This morning I caught a view of some snow flurries in action. I think that I was able to capture a wintry mood in the image that I am posting today in response to Paula’s latest Lost in Translation Thursday’s Special. Adding some extra grain to the snowflakes makes my vision even more wintry.
I have been working on some images from a walking holiday along the Scottish Borders almost three years ago. By coincidence, these tie in nicely with this week’s Lost in Translation theme of Traces of the Past.
Paula Borkovic posted an image of Melrose Abbey in Scotland. Just downstream along the River Tweed lies Dryburgh Abbey. The abbey is located in a secluded area and is somewhat off the beaten track.
Dryburgh Abbey was founded in 1150 and it was occupied for over 400 years. It was established by a group of canons from Alnwick Priory in Northumberland, and became the mother house of the Premonstratensian order in Scotland [also known as the Norbertines or the White Canons elsewhere]. The abbey was closed following the Scottish Reformation, and the site remained abandoned until it was purchased in 1780 and converted into a landscape garden. The novelist Sir Walter Scott was buried here in 1832. Parts of the abbey are well preserved, and the daffodils are plentiful in the spring.
Further to the south lies Jedburgh Abbey, which is in the centre of Jedburgh and located along the Jed Water. The abbey was founded by a group of French Augustinian canons at about the same time as Dryburgh Abbey. It was established in a prominent location in order to be close to the local king’s palace. This abbey also fell out of use after the Scottish Reformation of 1560, and it was partially dismantled for other purposes. A significant portion of the abbey church remains and is the most visible feature today.
I have been experimenting with the use of textures and other techniques in Photoshop to create a vintage look for these images. I hope that you enjoy them.
There is no more iconic location to celebrate the winter solstice than at Stonehenge in southern England. This is my contribution to Paula’s Lost in Translation Thursday’s Special for the week of December 21, 2017.
Although this photo was not shot in December, it was taken at sunrise. The special effects were mostly accidental – while experimenting with a variable ND filter – which resulted in the red flaring. The blue hue was accentuated using a DXO filter preset. The overall impression – mysterious.
This is my second “Traces of the Past” post in response to Paula’s Lost in Translation challenge for this week.
This week’s special is a photo challenge in colour (my previous submission for Traces of the Past was in black and white). I have been experimenting with combining colour and monochrome in a single image, so I thought that this would be a good opportunity to post an image and request some feedback.
Holy Island (also known as Lindisfarne) is an historic site, located in Northumbria on the north-east coast of England.
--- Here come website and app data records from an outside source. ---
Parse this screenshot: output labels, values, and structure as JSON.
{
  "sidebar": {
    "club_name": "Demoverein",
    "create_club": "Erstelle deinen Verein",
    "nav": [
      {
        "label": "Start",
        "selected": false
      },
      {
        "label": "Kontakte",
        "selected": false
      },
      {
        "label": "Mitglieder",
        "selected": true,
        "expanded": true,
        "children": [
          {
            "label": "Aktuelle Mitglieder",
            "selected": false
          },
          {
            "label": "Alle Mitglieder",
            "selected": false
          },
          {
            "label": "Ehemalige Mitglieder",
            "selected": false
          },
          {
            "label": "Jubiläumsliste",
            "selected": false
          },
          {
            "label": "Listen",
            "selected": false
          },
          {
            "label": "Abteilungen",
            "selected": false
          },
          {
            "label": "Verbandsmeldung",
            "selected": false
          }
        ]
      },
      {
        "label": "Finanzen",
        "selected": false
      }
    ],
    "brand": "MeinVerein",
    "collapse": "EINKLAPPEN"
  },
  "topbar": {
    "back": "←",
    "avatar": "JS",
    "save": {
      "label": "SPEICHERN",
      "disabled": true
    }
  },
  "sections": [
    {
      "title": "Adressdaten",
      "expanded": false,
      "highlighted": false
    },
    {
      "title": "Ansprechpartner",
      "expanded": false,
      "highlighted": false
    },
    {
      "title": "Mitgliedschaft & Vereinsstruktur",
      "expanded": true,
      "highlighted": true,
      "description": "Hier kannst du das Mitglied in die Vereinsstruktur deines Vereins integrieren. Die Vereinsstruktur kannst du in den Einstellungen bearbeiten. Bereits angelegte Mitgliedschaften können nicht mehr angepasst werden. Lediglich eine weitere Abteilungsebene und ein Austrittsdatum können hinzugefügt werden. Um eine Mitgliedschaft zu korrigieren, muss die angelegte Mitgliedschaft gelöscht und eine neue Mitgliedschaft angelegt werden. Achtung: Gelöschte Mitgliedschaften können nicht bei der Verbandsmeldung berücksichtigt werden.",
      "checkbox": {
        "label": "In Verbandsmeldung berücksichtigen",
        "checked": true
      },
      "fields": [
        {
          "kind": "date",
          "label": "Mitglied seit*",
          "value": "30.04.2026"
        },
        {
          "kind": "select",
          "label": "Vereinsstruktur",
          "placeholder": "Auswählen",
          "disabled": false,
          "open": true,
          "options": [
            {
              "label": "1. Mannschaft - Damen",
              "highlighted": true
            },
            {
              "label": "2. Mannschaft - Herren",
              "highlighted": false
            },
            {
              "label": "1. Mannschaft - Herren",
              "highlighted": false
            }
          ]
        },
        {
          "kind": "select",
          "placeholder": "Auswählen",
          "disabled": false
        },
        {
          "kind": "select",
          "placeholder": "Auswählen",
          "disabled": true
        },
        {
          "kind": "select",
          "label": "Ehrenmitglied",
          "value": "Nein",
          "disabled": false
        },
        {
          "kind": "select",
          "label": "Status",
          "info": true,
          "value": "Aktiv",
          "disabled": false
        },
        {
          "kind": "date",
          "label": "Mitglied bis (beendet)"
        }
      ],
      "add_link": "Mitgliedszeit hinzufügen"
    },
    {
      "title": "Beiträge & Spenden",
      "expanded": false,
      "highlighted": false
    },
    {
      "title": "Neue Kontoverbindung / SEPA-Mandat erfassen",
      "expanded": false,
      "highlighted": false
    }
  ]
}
It’s historic significance dates back to Anglo-Saxon and Medieval times, and there are two prominent ruins on the island – Lindisfarne Castle and Lindisfarne Priory.
My image of Lindisfarne Castle – viewed from a bay near the priory ruins – uses colour to depict the present, and monochrome to depict the past. The colour portion is rectangular, and provides a window into the present from the past. There is also the juxtaposition of an old boat in the foreground with some newer boats in the harbour. Please let me know what you think about the presentation.
We are planning to return to Holy Island next summer to participate in an archaeological dig near the priory. More opportunities for some historical images and a chance to get my hands dirty while searching for more traces of the past …